Today we had terrible road conditions; rain all day yesterday with a heavy freeze-up so the roads are covered in thin, hard ice. The studs seemed to have no purchase on the ice and scratched and skittered across the surface when I brakes. I wimped out, not wishing to crash.
Do I need:
New (sharper) studs
More will probably do ya good, ive got 60 in my front tire holds perfect on the ice, but those cone set screws sound like a good idea i wonder if they can be found for cheaper.
Originally Posted by MichaelW
I converted two of my mountain bike tires (WTB Moto Raptors) to studded tires tonight. Used some 1/2" self-tapping screws, although i still drilled pilot holes with a 7/16" bit. 50 screws per tire.
I initially did just the front tire as a test run, then went out for a mile and a half in the current blizzard conditions and was completely blown away. I tried to get the front tire to slide out and it would not, although my backend fishtailed a little. Needless to say I did the rear as well, and I'm probably going to head out for another few miles soon if the visibility allows.
Nice video. With my nail studs, I wiped out once in the parking lot of a bike shop. The surface conditions were very close to the video, snow over ice. The video does a good job illistrating how to keep upright in really slick conditions.
Very impressive. FWIW, Nokian makes a 29*2.1" studded tire, the Extreme 294. They can be found for under 90 bucks per tire if you're willing to shop around. The carbide pins would probably outlast the tire, so in the long run they'd probably be cheaper than your set up. Just sayin'. :D
Originally Posted by Fred
Of course, this is the DIY studded tire thread, so kudos on what looks like a job well done!
I have had the Nokians they measure under 2". I live across the street from a 18,000 acre lake and do not ride on the roads so these should last a long time but we will find out. If someone made a real 2.4 29er tire I would buy it at any price. The lake has drifts and snow to contend with as well and I need the float.
Originally Posted by irclean

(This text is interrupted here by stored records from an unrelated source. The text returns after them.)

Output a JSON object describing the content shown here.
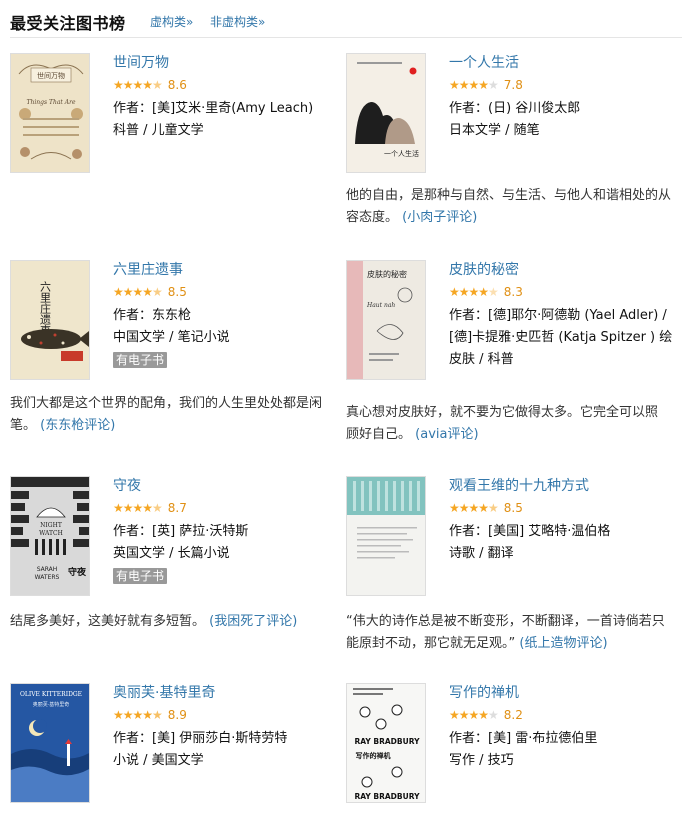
{
  "header": {
    "title": "最受关注图书榜",
    "tab_fiction": "虚构类»",
    "tab_nonfiction": "非虚构类»"
  },
  "colors": {
    "link": "#3377aa",
    "star": "#f5a623",
    "score": "#e09015",
    "badge": "#999999"
  },
  "books": [
    {
      "title": "世间万物",
      "stars": 4.5,
      "score": "8.6",
      "author": "作者：[美]艾米·里奇(Amy Leach)",
      "category": "科普 / 儿童文学",
      "ebook": "",
      "quote": "",
      "reviewer": ""
    },
    {
      "title": "一个人生活",
      "stars": 4,
      "score": "7.8",
      "author": "作者：(日) 谷川俊太郎",
      "category": "日本文学 / 随笔",
      "ebook": "",
      "quote": "他的自由，是那种与自然、与生活、与他人和谐相处的从容态度。",
      "reviewer": "(小肉子评论)"
    },
    {
      "title": "六里庄遗事",
      "stars": 4.5,
      "score": "8.5",
      "author": "作者：东东枪",
      "category": "中国文学 / 笔记小说",
      "ebook": "有电子书",
      "quote": "我们大都是这个世界的配角，我们的人生里处处都是闲笔。",
      "reviewer": "(东东枪评论)"
    },
    {
      "title": "皮肤的秘密",
      "stars": 4,
      "score": "8.3",
      "author": "作者：[德]耶尔·阿德勒 (Yael Adler) / [德]卡提雅·史匹哲 (Katja Spitzer ) 绘",
      "category": "皮肤 / 科普",
      "ebook": "",
      "quote": "真心想对皮肤好，就不要为它做得太多。它完全可以照顾好自己。",
      "reviewer": "(avia评论)"
    },
    {
      "title": "守夜",
      "stars": 4.5,
      "score": "8.7",
      "author": "作者：[英] 萨拉·沃特斯",
      "category": "英国文学 / 长篇小说",
      "ebook": "有电子书",
      "quote": "结尾多美好，这美好就有多短暂。",
      "reviewer": "(我困死了评论)"
    },
    {
      "title": "观看王维的十九种方式",
      "stars": 4.5,
      "score": "8.5",
      "author": "作者：[美国] 艾略特·温伯格",
      "category": "诗歌 / 翻译",
      "ebook": "",
      "quote": "“伟大的诗作总是被不断变形，不断翻译，一首诗倘若只能原封不动，那它就无足观。”",
      "reviewer": "(纸上造物评论)"
    },
    {
      "title": "奥丽芙·基特里奇",
      "stars": 4.5,
      "score": "8.9",
      "author": "作者：[美] 伊丽莎白·斯特劳特",
      "category": "小说 / 美国文学",
      "ebook": "",
      "quote": "",
      "reviewer": ""
    },
    {
      "title": "写作的禅机",
      "stars": 4,
      "score": "8.2",
      "author": "作者：[美] 雷·布拉德伯里",
      "category": "写作 / 技巧",
      "ebook": "",
      "quote": "",
      "reviewer": ""
    }
  ],
  "cover_text": {
    "book1": [
      "世间万物",
      "Things That Are"
    ],
    "book2": [
      "一个人生活"
    ],
    "book3": [
      "六里庄遗事"
    ],
    "book4": [
      "皮肤的秘密",
      "Haut nah"
    ],
    "book5": [
      "NIGHT",
      "WATCH",
      "SARAH",
      "WATERS",
      "守夜"
    ],
    "book6": [],
    "book7": [
      "OLIVE KITTERIDGE",
      "奥丽芙·基特里奇"
    ],
    "book8": [
      "RAY BRADBURY",
      "写作的禅机",
      "RAY BRADBURY"
    ]
  }
}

Here is a picture from last year I took off the Nokians and was running 2.4 Racing Ralphs they were OK but very very scary on the smooth ice sections.
I read some posts recently from a guy who bought a Pugsley and studded himself a set of Surly Larry tires for it. I couldn't find it during a quick search, but I remember he painted the bike with a green and yellow John Deere theme. Now a fat bike with 4" studded tires... there's a bike for traversing frozen lakes. Come to think of it, that would make a great bike for some of the winter riding I face around here, too.
Fred that is a beautiful bike
mad ice skills... will bet that front tyre is studded.
Originally Posted by xoxoxoxoLive
^that has got to be tiring
Thanks for this awesome tutorial!
Here is a link to the thread where I document my studded tire making:
[ http://www.bikeforums.net/showthread...-Bloodhound%29 ]
Here are pictures as promised. I made these with 25 screws on each side (every third side knob)
Thanks again for the guide, it was truly helpful!
got this link in an email from my bike insurance company :) looks quite good.
Fred, I love those pictures! Especially the second with the closer shot of your bike. Hell, with 29 x 2.4 tires, you should just about be able to ride lakes in the summer time. Rolling pontoons.
Bike insurance company?
Originally Posted by daven1986
Yes, I have bike insurance...
Originally Posted by rodar y rodar
i just made me one of these. i used the same screws as rob. they are coming out pretty good. i just need to put in the liner and then try them out. we are having a blizzard as i type this. if your in southern NH then you can probally see it to. i will post pictures after.